* EXERCISE
Scan the lines below for the word "icon". Copy each line you find it in.

== RECORDS FOR THE TASK

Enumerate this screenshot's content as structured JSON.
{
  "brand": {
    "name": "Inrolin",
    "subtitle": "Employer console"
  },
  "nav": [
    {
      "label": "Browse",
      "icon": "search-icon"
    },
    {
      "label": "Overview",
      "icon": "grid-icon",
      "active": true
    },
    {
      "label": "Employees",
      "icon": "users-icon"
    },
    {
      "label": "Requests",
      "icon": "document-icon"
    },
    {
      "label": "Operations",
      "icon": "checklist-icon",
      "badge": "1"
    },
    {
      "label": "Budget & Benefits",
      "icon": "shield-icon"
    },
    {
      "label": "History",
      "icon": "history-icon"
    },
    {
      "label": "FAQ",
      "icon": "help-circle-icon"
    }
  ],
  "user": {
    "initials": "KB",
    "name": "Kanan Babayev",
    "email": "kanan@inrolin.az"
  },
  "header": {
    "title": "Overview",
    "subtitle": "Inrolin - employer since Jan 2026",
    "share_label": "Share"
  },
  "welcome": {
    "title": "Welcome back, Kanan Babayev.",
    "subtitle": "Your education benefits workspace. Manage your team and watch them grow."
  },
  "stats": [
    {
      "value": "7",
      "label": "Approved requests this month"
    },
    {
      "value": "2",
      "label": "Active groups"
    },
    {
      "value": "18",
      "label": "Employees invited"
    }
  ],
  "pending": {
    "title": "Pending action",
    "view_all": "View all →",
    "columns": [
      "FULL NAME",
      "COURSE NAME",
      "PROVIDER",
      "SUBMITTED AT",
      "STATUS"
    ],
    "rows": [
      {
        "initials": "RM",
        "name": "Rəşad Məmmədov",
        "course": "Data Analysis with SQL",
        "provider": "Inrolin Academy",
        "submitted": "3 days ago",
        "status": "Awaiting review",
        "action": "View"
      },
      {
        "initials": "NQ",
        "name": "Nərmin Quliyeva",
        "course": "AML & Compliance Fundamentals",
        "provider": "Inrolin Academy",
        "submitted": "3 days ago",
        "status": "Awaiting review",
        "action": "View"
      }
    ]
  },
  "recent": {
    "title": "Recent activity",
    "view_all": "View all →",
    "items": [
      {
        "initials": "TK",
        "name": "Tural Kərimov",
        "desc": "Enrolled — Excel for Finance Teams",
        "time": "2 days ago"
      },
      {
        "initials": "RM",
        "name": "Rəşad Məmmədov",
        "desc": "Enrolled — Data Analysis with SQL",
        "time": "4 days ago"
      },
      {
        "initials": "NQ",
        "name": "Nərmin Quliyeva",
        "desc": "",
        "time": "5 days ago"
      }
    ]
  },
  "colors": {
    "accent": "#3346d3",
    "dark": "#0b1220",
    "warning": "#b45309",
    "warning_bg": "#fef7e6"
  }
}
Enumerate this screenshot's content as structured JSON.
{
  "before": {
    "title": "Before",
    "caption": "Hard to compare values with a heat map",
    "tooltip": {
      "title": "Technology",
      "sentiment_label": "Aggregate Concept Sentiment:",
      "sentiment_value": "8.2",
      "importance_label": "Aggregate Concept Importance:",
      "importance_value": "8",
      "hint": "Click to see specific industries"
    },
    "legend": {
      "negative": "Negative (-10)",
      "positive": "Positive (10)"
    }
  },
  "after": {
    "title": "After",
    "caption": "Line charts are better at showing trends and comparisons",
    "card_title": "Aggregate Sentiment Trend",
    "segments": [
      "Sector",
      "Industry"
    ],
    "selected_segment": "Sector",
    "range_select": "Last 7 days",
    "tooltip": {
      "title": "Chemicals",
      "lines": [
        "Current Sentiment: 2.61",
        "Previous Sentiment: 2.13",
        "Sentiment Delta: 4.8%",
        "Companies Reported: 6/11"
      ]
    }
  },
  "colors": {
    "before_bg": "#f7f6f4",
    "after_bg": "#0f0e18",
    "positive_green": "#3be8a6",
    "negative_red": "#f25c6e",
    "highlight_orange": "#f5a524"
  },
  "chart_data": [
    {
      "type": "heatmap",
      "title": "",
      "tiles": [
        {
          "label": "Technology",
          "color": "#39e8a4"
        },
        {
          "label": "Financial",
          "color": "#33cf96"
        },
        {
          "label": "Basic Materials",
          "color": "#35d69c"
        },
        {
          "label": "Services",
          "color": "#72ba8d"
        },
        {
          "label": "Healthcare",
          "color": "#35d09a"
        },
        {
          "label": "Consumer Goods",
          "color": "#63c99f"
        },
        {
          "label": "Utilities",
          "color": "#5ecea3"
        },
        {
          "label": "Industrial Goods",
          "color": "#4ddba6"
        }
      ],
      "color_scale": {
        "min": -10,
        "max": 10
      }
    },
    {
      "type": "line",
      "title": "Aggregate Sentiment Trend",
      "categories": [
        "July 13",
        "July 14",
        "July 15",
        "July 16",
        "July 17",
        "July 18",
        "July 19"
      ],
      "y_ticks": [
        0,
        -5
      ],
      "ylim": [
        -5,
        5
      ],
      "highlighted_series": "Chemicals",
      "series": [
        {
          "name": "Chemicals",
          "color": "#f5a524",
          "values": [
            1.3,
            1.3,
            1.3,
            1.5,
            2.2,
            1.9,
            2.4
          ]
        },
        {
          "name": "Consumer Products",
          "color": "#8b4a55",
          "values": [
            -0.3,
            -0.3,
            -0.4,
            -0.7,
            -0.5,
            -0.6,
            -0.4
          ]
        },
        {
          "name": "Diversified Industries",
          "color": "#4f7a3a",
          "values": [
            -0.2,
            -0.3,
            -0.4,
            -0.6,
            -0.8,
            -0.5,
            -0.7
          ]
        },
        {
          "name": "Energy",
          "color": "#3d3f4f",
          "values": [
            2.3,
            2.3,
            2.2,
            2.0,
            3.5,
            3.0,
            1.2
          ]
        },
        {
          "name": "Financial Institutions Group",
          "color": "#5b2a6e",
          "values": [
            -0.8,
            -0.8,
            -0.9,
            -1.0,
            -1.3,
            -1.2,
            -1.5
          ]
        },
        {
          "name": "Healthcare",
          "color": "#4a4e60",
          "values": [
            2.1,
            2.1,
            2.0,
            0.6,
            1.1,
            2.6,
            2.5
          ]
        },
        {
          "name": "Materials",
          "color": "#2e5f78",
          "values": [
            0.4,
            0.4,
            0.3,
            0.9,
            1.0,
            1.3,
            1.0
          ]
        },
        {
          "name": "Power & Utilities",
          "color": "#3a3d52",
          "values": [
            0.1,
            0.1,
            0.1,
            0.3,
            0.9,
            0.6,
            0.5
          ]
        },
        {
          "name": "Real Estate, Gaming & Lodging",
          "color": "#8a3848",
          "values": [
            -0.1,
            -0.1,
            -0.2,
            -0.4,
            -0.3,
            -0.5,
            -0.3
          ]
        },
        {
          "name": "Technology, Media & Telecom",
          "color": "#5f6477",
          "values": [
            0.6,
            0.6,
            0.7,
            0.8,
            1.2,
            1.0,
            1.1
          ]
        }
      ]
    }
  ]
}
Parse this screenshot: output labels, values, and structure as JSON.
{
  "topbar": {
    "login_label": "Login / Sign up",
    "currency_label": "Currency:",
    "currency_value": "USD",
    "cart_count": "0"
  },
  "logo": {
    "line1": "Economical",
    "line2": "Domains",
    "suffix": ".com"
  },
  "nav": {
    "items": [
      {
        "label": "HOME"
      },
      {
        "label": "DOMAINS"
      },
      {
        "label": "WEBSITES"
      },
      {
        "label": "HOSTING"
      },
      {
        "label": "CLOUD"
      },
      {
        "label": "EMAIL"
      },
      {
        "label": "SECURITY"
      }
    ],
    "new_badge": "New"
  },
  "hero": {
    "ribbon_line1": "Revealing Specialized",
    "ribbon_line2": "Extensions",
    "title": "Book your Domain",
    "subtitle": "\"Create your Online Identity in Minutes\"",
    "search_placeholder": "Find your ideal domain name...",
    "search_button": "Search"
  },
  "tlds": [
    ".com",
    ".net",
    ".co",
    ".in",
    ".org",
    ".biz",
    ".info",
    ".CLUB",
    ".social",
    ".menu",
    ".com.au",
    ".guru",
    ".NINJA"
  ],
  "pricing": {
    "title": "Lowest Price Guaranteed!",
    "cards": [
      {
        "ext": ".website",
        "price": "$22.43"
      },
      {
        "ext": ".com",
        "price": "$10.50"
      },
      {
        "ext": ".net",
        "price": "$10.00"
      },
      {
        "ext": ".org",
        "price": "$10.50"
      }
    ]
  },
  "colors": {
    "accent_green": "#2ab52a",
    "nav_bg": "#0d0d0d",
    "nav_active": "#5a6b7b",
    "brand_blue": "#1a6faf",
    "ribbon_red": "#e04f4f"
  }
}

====

* THE ANSWER
      "icon": "search-icon"
      "icon": "grid-icon",
      "icon": "users-icon"
      "icon": "document-icon"
      "icon": "checklist-icon",
      "icon": "shield-icon"
      "icon": "history-icon"
      "icon": "help-circle-icon"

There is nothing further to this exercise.